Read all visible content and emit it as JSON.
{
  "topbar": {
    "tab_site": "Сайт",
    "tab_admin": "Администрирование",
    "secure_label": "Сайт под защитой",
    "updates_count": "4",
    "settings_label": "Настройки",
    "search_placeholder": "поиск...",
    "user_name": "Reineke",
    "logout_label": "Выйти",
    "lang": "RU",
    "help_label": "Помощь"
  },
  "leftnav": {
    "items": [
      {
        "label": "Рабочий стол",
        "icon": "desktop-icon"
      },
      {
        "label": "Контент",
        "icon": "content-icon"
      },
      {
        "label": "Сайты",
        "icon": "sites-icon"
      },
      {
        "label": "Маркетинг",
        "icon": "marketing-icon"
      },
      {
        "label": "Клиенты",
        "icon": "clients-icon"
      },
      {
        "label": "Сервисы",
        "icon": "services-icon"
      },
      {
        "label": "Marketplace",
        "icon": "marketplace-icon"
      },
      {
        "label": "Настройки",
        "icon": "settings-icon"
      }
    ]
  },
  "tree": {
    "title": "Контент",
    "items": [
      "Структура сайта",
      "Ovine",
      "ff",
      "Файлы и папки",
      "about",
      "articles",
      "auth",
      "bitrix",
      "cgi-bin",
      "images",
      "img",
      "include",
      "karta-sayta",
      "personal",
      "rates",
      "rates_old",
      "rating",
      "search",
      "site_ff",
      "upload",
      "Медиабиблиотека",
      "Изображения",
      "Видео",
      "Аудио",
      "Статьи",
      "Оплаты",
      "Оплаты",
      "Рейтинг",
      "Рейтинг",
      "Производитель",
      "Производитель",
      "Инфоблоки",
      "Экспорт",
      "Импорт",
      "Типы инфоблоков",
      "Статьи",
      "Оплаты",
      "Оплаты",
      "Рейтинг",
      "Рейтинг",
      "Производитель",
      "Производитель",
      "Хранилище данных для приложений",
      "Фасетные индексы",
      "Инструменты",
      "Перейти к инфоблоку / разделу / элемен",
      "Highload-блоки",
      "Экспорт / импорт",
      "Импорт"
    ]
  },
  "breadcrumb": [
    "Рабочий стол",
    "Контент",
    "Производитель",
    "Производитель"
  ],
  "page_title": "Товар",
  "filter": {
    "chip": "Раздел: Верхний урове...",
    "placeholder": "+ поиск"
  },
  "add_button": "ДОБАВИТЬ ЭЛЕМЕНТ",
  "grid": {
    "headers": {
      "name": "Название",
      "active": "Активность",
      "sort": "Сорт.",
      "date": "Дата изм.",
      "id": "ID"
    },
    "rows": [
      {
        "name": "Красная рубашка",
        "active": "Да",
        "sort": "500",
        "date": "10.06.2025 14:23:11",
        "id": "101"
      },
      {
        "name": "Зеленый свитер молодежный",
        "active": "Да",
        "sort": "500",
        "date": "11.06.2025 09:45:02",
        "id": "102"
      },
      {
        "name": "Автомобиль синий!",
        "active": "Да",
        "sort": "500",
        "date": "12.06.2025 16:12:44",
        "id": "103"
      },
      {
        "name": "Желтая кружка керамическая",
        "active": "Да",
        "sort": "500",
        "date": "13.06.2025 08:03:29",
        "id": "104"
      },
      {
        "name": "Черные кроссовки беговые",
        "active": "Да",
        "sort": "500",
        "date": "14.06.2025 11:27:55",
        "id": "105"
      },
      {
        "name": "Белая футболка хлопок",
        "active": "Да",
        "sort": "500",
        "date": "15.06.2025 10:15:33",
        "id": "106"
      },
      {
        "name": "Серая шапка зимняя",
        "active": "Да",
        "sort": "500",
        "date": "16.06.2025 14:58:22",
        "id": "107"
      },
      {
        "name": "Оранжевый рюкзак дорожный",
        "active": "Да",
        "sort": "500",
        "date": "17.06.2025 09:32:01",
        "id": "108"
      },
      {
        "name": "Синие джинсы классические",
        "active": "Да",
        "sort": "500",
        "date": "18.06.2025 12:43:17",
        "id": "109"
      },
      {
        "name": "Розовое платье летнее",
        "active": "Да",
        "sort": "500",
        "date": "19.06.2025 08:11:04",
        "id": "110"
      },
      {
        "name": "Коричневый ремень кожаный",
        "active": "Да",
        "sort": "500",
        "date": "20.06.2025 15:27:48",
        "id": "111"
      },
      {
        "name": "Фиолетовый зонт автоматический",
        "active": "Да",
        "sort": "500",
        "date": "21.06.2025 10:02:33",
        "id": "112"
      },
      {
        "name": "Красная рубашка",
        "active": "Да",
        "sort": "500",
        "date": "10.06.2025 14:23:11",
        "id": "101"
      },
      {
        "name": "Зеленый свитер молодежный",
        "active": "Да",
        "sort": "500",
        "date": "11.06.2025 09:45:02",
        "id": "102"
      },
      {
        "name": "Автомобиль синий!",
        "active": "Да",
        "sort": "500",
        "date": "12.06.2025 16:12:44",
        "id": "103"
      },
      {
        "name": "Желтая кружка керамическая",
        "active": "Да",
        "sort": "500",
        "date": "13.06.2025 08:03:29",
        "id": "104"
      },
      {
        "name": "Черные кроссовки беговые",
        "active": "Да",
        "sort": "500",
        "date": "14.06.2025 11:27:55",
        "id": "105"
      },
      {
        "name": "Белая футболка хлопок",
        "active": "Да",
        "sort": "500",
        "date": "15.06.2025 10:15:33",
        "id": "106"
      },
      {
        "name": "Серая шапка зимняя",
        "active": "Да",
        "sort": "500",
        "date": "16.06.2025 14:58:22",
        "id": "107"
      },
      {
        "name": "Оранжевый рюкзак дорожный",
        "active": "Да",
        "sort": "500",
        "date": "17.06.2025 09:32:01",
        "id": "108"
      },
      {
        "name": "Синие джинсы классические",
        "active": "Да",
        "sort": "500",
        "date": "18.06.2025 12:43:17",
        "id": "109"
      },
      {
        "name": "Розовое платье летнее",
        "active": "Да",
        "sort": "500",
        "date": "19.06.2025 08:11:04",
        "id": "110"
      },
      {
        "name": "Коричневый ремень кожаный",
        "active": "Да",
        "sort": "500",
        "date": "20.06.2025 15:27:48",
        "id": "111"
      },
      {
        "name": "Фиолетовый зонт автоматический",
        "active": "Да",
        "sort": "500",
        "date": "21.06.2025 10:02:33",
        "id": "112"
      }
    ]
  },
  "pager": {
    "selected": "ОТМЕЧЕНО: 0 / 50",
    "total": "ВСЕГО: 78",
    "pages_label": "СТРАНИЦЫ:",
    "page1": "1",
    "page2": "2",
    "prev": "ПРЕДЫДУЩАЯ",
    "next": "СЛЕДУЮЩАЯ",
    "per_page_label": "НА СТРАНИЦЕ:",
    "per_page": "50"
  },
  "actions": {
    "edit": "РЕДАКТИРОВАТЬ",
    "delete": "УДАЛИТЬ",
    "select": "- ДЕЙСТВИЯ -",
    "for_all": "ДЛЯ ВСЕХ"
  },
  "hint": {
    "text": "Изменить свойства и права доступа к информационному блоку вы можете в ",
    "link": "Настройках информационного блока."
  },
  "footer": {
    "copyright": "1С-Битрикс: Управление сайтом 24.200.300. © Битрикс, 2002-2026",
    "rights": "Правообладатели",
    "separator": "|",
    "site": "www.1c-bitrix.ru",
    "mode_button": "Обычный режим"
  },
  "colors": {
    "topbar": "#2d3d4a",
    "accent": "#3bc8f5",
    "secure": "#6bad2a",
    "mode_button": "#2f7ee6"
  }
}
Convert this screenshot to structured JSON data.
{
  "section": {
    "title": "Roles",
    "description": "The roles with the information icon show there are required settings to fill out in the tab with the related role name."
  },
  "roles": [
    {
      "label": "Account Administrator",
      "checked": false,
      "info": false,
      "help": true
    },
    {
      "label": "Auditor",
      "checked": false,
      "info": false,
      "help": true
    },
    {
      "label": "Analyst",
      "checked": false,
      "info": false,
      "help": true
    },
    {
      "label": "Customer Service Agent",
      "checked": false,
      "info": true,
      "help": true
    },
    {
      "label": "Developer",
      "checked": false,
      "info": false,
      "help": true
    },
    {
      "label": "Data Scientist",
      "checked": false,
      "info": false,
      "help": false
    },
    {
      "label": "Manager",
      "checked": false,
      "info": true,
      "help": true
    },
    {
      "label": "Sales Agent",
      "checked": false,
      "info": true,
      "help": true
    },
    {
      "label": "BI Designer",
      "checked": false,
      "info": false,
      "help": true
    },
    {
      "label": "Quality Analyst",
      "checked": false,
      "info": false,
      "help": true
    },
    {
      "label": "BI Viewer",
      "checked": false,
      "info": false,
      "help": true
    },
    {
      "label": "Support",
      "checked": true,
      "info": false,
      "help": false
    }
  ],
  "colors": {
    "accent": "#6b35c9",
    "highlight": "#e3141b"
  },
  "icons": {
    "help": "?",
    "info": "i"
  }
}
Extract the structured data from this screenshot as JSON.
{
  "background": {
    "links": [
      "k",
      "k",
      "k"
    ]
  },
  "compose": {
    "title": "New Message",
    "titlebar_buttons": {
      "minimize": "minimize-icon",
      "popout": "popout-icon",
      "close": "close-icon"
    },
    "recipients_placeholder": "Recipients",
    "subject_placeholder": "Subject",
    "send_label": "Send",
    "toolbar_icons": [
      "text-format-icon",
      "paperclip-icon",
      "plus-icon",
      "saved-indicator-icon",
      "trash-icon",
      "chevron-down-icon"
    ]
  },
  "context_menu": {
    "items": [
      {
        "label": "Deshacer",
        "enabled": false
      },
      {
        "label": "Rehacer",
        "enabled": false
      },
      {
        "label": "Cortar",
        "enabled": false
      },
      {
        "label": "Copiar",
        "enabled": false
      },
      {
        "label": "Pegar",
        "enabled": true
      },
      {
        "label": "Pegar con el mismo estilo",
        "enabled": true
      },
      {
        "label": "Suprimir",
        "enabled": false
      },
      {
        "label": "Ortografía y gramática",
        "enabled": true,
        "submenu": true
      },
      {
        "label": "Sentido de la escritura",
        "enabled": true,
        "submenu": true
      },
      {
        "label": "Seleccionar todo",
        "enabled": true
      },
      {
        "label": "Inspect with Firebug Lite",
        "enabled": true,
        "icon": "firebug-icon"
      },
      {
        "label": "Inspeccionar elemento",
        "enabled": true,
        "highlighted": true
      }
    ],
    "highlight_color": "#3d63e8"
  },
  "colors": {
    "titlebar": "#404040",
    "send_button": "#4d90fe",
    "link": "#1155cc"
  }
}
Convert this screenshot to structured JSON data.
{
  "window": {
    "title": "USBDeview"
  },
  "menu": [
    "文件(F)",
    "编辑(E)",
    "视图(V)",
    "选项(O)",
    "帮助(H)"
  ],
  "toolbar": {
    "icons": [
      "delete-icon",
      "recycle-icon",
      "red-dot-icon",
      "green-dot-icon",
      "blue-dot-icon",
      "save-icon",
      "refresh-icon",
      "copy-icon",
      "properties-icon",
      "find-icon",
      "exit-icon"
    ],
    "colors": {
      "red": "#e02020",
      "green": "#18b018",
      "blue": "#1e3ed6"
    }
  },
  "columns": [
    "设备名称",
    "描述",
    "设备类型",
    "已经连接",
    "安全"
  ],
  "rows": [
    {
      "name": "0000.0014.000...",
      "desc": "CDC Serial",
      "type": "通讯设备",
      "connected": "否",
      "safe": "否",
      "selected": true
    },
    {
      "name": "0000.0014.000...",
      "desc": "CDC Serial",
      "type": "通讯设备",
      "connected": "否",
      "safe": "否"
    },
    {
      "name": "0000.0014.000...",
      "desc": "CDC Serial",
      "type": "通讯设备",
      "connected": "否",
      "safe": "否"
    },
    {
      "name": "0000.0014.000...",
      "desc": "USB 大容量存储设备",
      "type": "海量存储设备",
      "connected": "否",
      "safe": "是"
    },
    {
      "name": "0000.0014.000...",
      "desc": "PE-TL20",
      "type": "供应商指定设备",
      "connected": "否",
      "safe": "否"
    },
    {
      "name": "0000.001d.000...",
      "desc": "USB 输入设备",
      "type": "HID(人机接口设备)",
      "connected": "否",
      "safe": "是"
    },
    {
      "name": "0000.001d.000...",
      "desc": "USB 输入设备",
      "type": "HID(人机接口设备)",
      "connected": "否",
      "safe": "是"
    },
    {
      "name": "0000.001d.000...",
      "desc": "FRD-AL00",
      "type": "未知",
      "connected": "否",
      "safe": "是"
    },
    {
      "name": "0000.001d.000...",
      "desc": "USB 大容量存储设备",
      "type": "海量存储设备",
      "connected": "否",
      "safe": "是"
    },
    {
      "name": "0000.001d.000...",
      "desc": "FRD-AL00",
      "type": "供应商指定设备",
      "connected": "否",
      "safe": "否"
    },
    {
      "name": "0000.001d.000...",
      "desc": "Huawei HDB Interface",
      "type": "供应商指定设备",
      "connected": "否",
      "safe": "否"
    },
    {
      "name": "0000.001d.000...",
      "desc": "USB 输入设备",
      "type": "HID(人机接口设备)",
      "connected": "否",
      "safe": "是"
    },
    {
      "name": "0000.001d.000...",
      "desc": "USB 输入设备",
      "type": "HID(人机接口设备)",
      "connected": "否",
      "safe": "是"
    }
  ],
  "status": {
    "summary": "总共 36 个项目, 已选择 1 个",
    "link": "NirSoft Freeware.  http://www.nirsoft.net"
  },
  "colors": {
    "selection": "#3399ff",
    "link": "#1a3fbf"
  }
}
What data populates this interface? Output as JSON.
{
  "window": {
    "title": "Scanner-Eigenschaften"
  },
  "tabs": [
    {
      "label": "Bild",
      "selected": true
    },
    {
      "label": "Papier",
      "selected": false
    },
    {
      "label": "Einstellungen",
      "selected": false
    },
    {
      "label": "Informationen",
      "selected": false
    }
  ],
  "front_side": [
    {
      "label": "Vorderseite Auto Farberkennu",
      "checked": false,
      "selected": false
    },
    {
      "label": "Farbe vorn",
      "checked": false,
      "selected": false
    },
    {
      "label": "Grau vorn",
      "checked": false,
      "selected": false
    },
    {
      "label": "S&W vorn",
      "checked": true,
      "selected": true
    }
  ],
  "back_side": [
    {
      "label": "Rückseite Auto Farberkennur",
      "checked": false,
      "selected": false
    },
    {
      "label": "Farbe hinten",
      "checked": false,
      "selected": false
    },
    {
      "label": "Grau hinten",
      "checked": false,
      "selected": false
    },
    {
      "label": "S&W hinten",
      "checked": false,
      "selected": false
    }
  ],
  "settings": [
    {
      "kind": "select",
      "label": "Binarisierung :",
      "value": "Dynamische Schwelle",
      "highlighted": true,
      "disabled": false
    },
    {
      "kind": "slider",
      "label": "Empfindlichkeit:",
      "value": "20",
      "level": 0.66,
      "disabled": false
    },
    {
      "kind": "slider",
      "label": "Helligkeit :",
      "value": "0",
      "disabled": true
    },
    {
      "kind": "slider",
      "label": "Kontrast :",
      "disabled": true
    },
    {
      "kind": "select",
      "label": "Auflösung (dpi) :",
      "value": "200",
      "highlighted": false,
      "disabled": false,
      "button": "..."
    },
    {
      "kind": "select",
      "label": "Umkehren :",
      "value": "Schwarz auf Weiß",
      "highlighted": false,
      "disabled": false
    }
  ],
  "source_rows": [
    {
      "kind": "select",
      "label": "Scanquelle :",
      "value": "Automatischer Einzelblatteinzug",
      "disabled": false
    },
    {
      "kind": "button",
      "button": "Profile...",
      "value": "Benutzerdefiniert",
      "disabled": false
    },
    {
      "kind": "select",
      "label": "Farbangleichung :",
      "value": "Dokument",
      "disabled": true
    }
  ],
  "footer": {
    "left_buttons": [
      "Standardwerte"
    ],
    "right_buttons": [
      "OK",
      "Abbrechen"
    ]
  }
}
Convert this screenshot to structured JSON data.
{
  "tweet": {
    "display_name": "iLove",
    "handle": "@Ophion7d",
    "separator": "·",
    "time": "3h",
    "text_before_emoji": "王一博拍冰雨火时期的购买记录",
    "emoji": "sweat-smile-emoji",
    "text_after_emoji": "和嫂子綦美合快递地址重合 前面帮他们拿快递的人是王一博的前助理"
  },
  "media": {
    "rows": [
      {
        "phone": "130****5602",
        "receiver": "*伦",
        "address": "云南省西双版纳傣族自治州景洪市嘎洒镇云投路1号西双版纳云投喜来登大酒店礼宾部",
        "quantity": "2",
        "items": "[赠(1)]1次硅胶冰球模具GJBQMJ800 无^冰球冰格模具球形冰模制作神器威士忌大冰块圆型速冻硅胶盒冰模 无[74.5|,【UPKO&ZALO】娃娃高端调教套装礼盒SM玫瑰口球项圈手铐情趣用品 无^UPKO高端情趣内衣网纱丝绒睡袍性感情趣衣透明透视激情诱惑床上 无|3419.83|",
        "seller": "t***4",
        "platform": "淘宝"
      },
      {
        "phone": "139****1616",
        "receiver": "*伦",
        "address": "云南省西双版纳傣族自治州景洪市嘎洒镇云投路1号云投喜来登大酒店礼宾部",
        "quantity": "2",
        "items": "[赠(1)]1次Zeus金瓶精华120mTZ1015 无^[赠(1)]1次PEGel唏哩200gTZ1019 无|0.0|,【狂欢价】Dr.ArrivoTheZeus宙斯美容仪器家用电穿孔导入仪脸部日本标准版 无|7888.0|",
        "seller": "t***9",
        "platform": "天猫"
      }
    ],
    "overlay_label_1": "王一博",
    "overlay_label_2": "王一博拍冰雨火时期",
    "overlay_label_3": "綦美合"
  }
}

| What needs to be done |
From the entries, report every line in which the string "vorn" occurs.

| Answer below |
      "label": "Farbe vorn",
      "label": "Grau vorn",
      "label": "S&W vorn",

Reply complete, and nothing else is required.